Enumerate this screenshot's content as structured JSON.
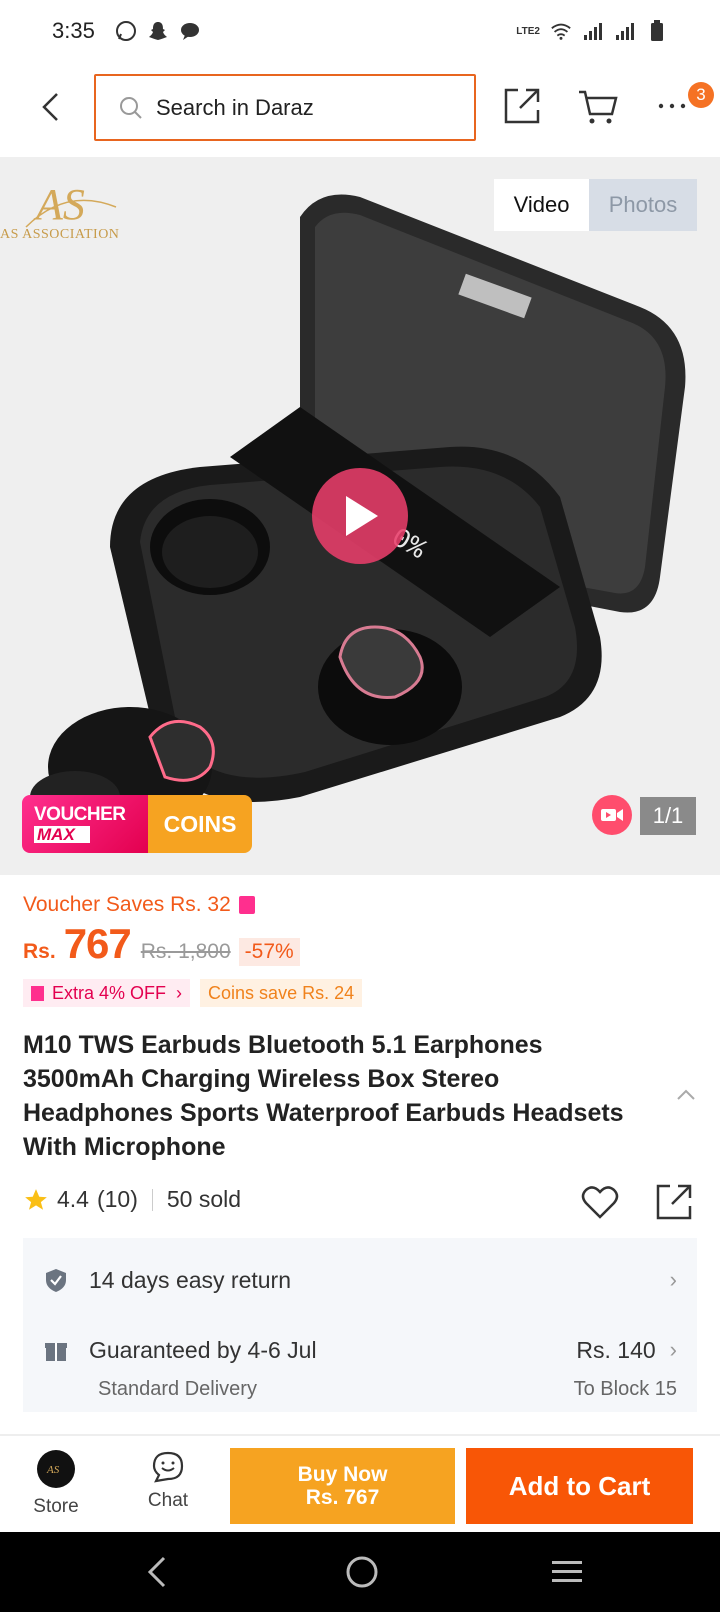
{
  "status_bar": {
    "time": "3:35",
    "lte_label": "LTE2"
  },
  "header": {
    "search_placeholder": "Search in Daraz",
    "more_badge_count": "3"
  },
  "media": {
    "seller_logo_text": "AS ASSOCIATION",
    "tabs": [
      {
        "label": "Video",
        "active": true
      },
      {
        "label": "Photos",
        "active": false
      }
    ],
    "voucher_badge": {
      "line1": "VOUCHER",
      "line2": "MAX",
      "coins": "COINS"
    },
    "page_counter": "1/1"
  },
  "pricing": {
    "voucher_saves": "Voucher Saves Rs. 32",
    "currency": "Rs.",
    "price": "767",
    "old_price": "Rs. 1,800",
    "discount": "-57%",
    "promo_extra": "Extra 4% OFF",
    "promo_coins": "Coins save Rs. 24"
  },
  "product": {
    "title": "M10 TWS Earbuds Bluetooth 5.1 Earphones 3500mAh Charging Wireless Box Stereo Headphones Sports Waterproof Earbuds Headsets With Microphone",
    "rating": "4.4",
    "rating_count": "(10)",
    "sold": "50 sold"
  },
  "services": {
    "return_policy": "14 days easy return",
    "delivery_guarantee": "Guaranteed by 4-6 Jul",
    "delivery_price": "Rs. 140",
    "delivery_type": "Standard Delivery",
    "delivery_location": "To Block 15"
  },
  "action_bar": {
    "store_label": "Store",
    "chat_label": "Chat",
    "buy_now_label": "Buy Now",
    "buy_now_price": "Rs. 767",
    "add_to_cart_label": "Add to Cart"
  },
  "colors": {
    "brand_orange": "#f85606",
    "price_orange": "#f25a1a",
    "buy_now_yellow": "#f6a321",
    "voucher_pink": "#e3004f"
  }
}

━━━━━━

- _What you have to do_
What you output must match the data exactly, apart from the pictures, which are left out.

- _Solution for this exercise_
Enumerate this screenshot's content as structured JSON.
{
  "status_bar": {
    "time": "3:35",
    "lte_label": "LTE2"
  },
  "header": {
    "search_placeholder": "Search in Daraz",
    "more_badge_count": "3"
  },
  "media": {
    "seller_logo_text": "AS ASSOCIATION",
    "tabs": [
      {
        "label": "Video",
        "active": true
      },
      {
        "label": "Photos",
        "active": false
      }
    ],
    "voucher_badge": {
      "line1": "VOUCHER",
      "line2": "MAX",
      "coins": "COINS"
    },
    "page_counter": "1/1"
  },
  "pricing": {
    "voucher_saves": "Voucher Saves Rs. 32",
    "currency": "Rs.",
    "price": "767",
    "old_price": "Rs. 1,800",
    "discount": "-57%",
    "promo_extra": "Extra 4% OFF",
    "promo_coins": "Coins save Rs. 24"
  },
  "product": {
    "title": "M10 TWS Earbuds Bluetooth 5.1 Earphones 3500mAh Charging Wireless Box Stereo Headphones Sports Waterproof Earbuds Headsets With Microphone",
    "rating": "4.4",
    "rating_count": "(10)",
    "sold": "50 sold"
  },
  "services": {
    "return_policy": "14 days easy return",
    "delivery_guarantee": "Guaranteed by 4-6 Jul",
    "delivery_price": "Rs. 140",
    "delivery_type": "Standard Delivery",
    "delivery_location": "To Block 15"
  },
  "action_bar": {
    "store_label": "Store",
    "chat_label": "Chat",
    "buy_now_label": "Buy Now",
    "buy_now_price": "Rs. 767",
    "add_to_cart_label": "Add to Cart"
  },
  "colors": {
    "brand_orange": "#f85606",
    "price_orange": "#f25a1a",
    "buy_now_yellow": "#f6a321",
    "voucher_pink": "#e3004f"
  }
}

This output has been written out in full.